**PROBLEM:** Where "description" appears in a line of the entries below, that line should be copied.

WORKING DATA: Begin

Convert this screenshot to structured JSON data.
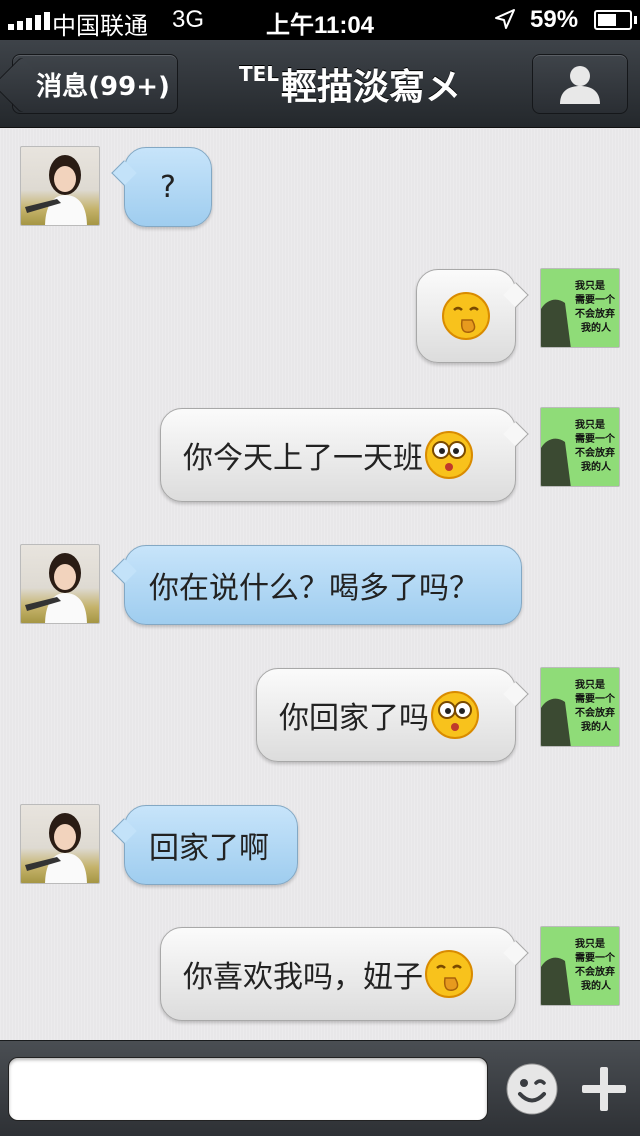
{
  "status_bar": {
    "carrier": "中国联通",
    "network": "3G",
    "time": "上午11:04",
    "battery_percent": "59%",
    "battery_level": 0.59
  },
  "nav": {
    "back_label": "消息(99+)",
    "title_prefix": "TEL",
    "title": "輕描淡寫メ",
    "back_icon": "chevron-left-icon",
    "contact_icon": "person-icon"
  },
  "messages": [
    {
      "from": "other",
      "text": "?",
      "emoji": null
    },
    {
      "from": "me",
      "text": "",
      "emoji": "shy-face"
    },
    {
      "from": "me",
      "text": "你今天上了一天班",
      "emoji": "dizzy-face"
    },
    {
      "from": "other",
      "text": "你在说什么？喝多了吗？",
      "emoji": null
    },
    {
      "from": "me",
      "text": "你回家了吗",
      "emoji": "dizzy-face"
    },
    {
      "from": "other",
      "text": "回家了啊",
      "emoji": null
    },
    {
      "from": "me",
      "text": "你喜欢我吗，妞子",
      "emoji": "shy-face"
    }
  ],
  "avatar_me_caption": [
    "我只是",
    "需要一个",
    "不会放弃",
    "我的人"
  ],
  "input": {
    "placeholder": "",
    "value": ""
  },
  "colors": {
    "incoming_bubble": "#a9d3f2",
    "outgoing_bubble": "#efefef",
    "nav_bar": "#2f3338",
    "background": "#e8e7e9"
  }
}
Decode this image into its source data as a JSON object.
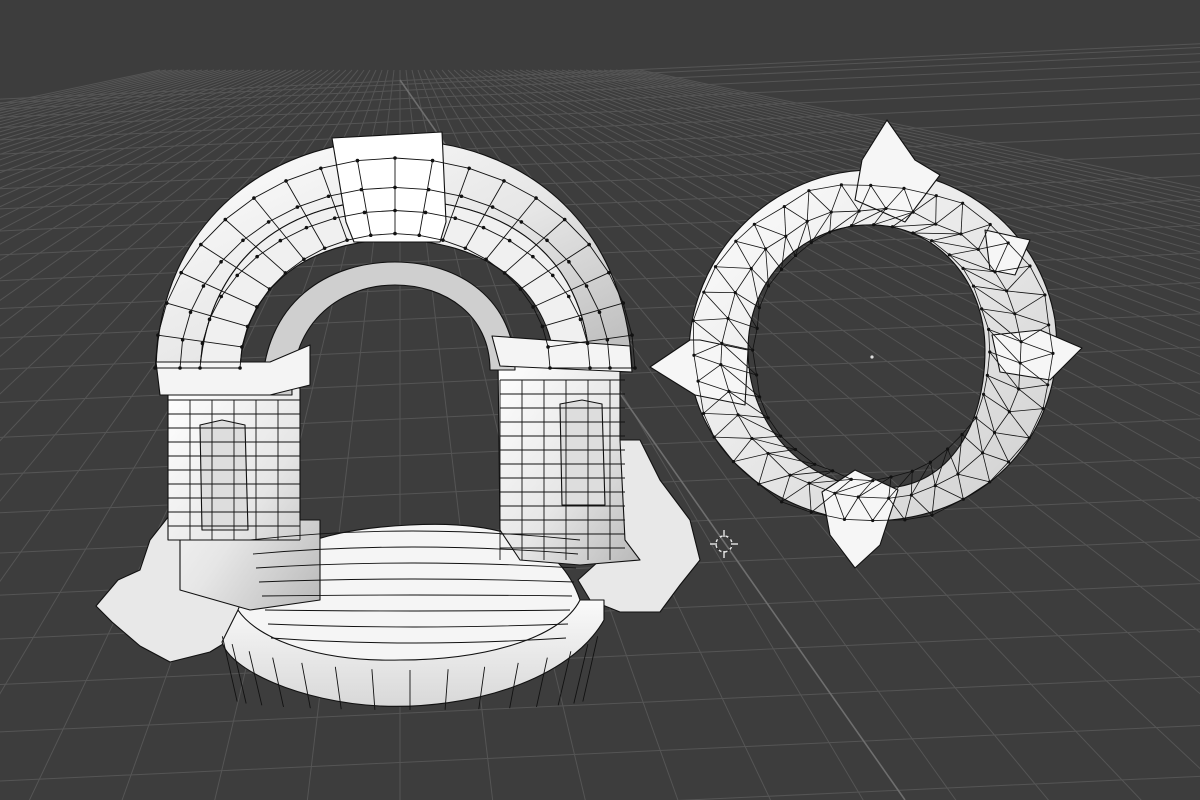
{
  "viewport": {
    "view": "perspective",
    "background_color": "#3d3d3d",
    "grid_color": "#555555",
    "shading": "solid",
    "wireframe_overlay": true
  },
  "objects": [
    {
      "name": "archway",
      "kind": "arch-mesh",
      "surface_color": "#f2f2f2",
      "wire_color": "#111111"
    },
    {
      "name": "spiked-ring",
      "kind": "ring-mesh",
      "surface_color": "#f0f0f0",
      "wire_color": "#111111"
    }
  ],
  "gizmos": {
    "cursor": {
      "icon": "3d-cursor-icon",
      "color": "#e8e8e8"
    }
  }
}
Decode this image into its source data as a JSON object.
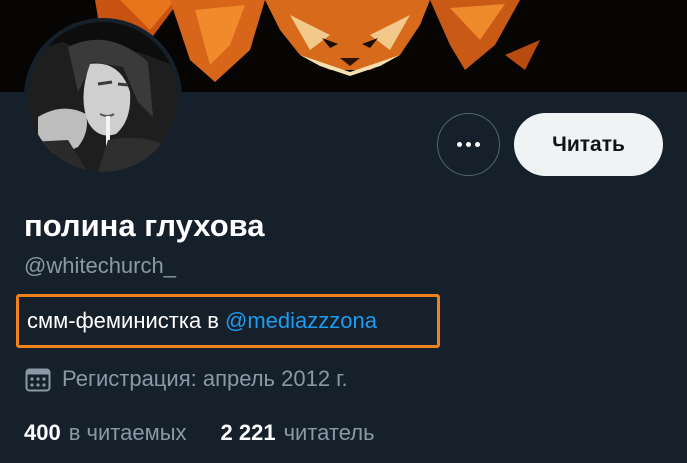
{
  "profile": {
    "display_name": "полина глухова",
    "handle": "@whitechurch_",
    "bio_text": "смм-феминистка в",
    "bio_mention": "@mediazzzona",
    "joined": "Регистрация: апрель 2012 г."
  },
  "actions": {
    "more_icon": "more-horizontal-icon",
    "follow_label": "Читать"
  },
  "stats": {
    "following_count": "400",
    "following_label": "в читаемых",
    "followers_count": "2 221",
    "followers_label": "читатель"
  },
  "colors": {
    "background": "#15202b",
    "secondary_text": "#8b98a5",
    "link": "#1d9bf0",
    "highlight_border": "#f0821e",
    "follow_button_bg": "#eff3f4"
  },
  "icons": {
    "calendar": "calendar-icon"
  }
}
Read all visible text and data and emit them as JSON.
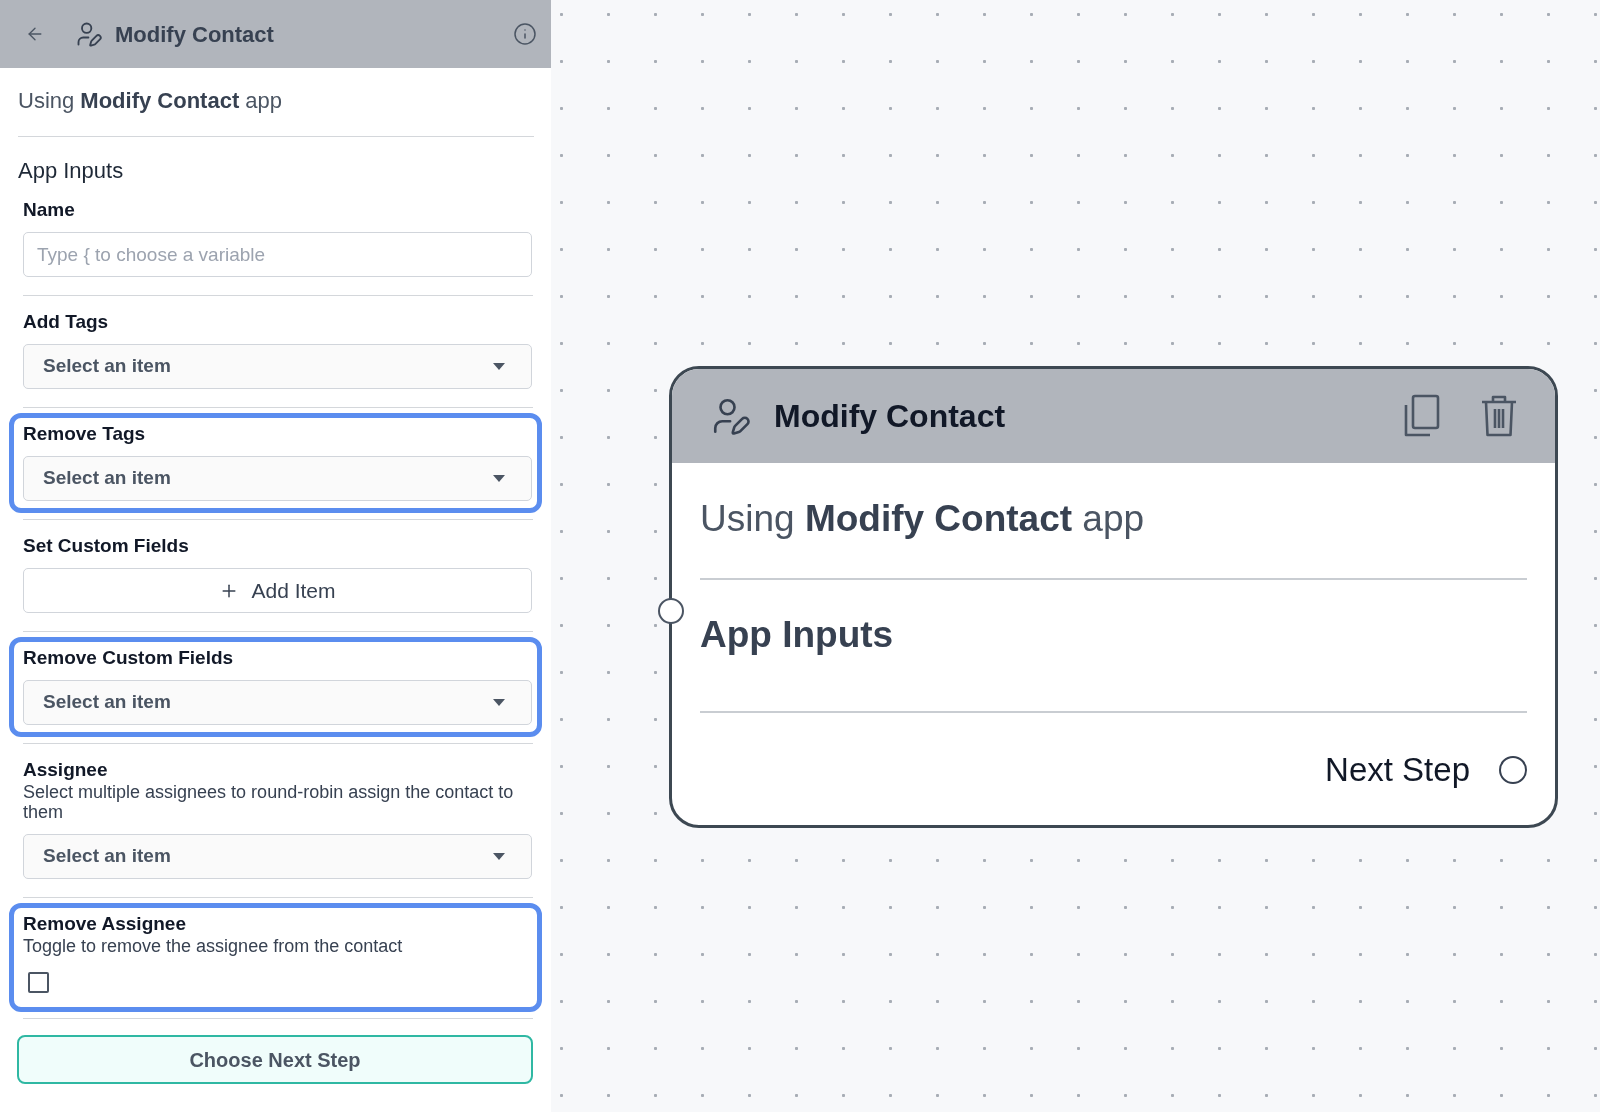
{
  "sidebar": {
    "header": {
      "title": "Modify Contact"
    },
    "app_line": "Using **Modify Contact** app",
    "section_title": "App Inputs",
    "fields": [
      {
        "kind": "text",
        "label": "Name",
        "placeholder": "Type { to choose a variable",
        "highlighted": false
      },
      {
        "kind": "select",
        "label": "Add Tags",
        "placeholder": "Select an item",
        "highlighted": false
      },
      {
        "kind": "select",
        "label": "Remove Tags",
        "placeholder": "Select an item",
        "highlighted": true
      },
      {
        "kind": "add",
        "label": "Set Custom Fields",
        "button": "Add Item",
        "highlighted": false
      },
      {
        "kind": "select",
        "label": "Remove Custom Fields",
        "placeholder": "Select an item",
        "highlighted": true
      },
      {
        "kind": "select",
        "label": "Assignee",
        "description": "Select multiple assignees to round-robin assign the contact to them",
        "placeholder": "Select an item",
        "highlighted": false
      },
      {
        "kind": "checkbox",
        "label": "Remove Assignee",
        "description": "Toggle to remove the assignee from the contact",
        "checked": false,
        "highlighted": true
      }
    ],
    "next_button": "Choose Next Step"
  },
  "node": {
    "title": "Modify Contact",
    "app_line": "Using **Modify Contact** app",
    "section_title": "App Inputs",
    "output_label": "Next Step"
  }
}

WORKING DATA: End

**REPLY:**
        "description": "Select multiple assignees to round-robin assign the contact to them",
        "description": "Toggle to remove the assignee from the contact",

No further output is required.